* _Task directions_: The reply must consist of the entire listing, reproduced exactly.

* _Data for review_:
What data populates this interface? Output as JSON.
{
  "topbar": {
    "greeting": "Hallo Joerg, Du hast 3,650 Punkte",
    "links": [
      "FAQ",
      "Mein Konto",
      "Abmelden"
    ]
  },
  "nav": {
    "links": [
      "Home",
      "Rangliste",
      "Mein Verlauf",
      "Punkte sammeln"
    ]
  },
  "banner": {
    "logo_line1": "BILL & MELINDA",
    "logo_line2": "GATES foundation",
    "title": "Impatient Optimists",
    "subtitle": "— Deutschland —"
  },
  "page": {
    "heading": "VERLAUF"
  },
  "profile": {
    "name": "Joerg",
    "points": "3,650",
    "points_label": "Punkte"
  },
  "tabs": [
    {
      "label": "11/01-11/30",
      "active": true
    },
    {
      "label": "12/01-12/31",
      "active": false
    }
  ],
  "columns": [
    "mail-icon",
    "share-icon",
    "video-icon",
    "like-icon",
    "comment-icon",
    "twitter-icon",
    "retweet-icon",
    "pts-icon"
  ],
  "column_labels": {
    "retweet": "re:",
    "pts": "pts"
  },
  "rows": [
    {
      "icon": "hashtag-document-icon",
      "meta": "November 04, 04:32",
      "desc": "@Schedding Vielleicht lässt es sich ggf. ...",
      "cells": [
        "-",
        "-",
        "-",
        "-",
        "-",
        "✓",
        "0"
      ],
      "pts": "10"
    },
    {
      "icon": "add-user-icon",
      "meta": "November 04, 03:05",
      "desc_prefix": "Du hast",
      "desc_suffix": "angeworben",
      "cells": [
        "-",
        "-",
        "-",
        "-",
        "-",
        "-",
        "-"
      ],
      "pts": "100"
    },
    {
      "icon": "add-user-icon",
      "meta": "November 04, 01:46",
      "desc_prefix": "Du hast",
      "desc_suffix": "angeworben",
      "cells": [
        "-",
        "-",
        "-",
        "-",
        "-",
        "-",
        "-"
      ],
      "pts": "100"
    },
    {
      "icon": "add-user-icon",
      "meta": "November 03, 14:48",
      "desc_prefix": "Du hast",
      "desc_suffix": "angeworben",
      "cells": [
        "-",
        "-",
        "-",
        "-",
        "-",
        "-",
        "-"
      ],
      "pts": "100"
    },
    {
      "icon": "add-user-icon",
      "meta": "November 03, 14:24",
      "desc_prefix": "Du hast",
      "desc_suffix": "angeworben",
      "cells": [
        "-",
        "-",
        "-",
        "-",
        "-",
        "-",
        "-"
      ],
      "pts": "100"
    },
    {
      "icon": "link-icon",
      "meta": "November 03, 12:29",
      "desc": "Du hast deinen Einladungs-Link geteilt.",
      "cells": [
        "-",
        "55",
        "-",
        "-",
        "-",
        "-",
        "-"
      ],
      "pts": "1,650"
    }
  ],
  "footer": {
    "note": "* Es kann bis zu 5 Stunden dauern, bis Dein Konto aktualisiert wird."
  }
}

* _Answer section_:
What data populates this interface? Output as JSON.
{
  "topbar": {
    "greeting": "Hallo Joerg, Du hast 3,650 Punkte",
    "links": [
      "FAQ",
      "Mein Konto",
      "Abmelden"
    ]
  },
  "nav": {
    "links": [
      "Home",
      "Rangliste",
      "Mein Verlauf",
      "Punkte sammeln"
    ]
  },
  "banner": {
    "logo_line1": "BILL & MELINDA",
    "logo_line2": "GATES foundation",
    "title": "Impatient Optimists",
    "subtitle": "— Deutschland —"
  },
  "page": {
    "heading": "VERLAUF"
  },
  "profile": {
    "name": "Joerg",
    "points": "3,650",
    "points_label": "Punkte"
  },
  "tabs": [
    {
      "label": "11/01-11/30",
      "active": true
    },
    {
      "label": "12/01-12/31",
      "active": false
    }
  ],
  "columns": [
    "mail-icon",
    "share-icon",
    "video-icon",
    "like-icon",
    "comment-icon",
    "twitter-icon",
    "retweet-icon",
    "pts-icon"
  ],
  "column_labels": {
    "retweet": "re:",
    "pts": "pts"
  },
  "rows": [
    {
      "icon": "hashtag-document-icon",
      "meta": "November 04, 04:32",
      "desc": "@Schedding Vielleicht lässt es sich ggf. ...",
      "cells": [
        "-",
        "-",
        "-",
        "-",
        "-",
        "✓",
        "0"
      ],
      "pts": "10"
    },
    {
      "icon": "add-user-icon",
      "meta": "November 04, 03:05",
      "desc_prefix": "Du hast",
      "desc_suffix": "angeworben",
      "cells": [
        "-",
        "-",
        "-",
        "-",
        "-",
        "-",
        "-"
      ],
      "pts": "100"
    },
    {
      "icon": "add-user-icon",
      "meta": "November 04, 01:46",
      "desc_prefix": "Du hast",
      "desc_suffix": "angeworben",
      "cells": [
        "-",
        "-",
        "-",
        "-",
        "-",
        "-",
        "-"
      ],
      "pts": "100"
    },
    {
      "icon": "add-user-icon",
      "meta": "November 03, 14:48",
      "desc_prefix": "Du hast",
      "desc_suffix": "angeworben",
      "cells": [
        "-",
        "-",
        "-",
        "-",
        "-",
        "-",
        "-"
      ],
      "pts": "100"
    },
    {
      "icon": "add-user-icon",
      "meta": "November 03, 14:24",
      "desc_prefix": "Du hast",
      "desc_suffix": "angeworben",
      "cells": [
        "-",
        "-",
        "-",
        "-",
        "-",
        "-",
        "-"
      ],
      "pts": "100"
    },
    {
      "icon": "link-icon",
      "meta": "November 03, 12:29",
      "desc": "Du hast deinen Einladungs-Link geteilt.",
      "cells": [
        "-",
        "55",
        "-",
        "-",
        "-",
        "-",
        "-"
      ],
      "pts": "1,650"
    }
  ],
  "footer": {
    "note": "* Es kann bis zu 5 Stunden dauern, bis Dein Konto aktualisiert wird."
  }
}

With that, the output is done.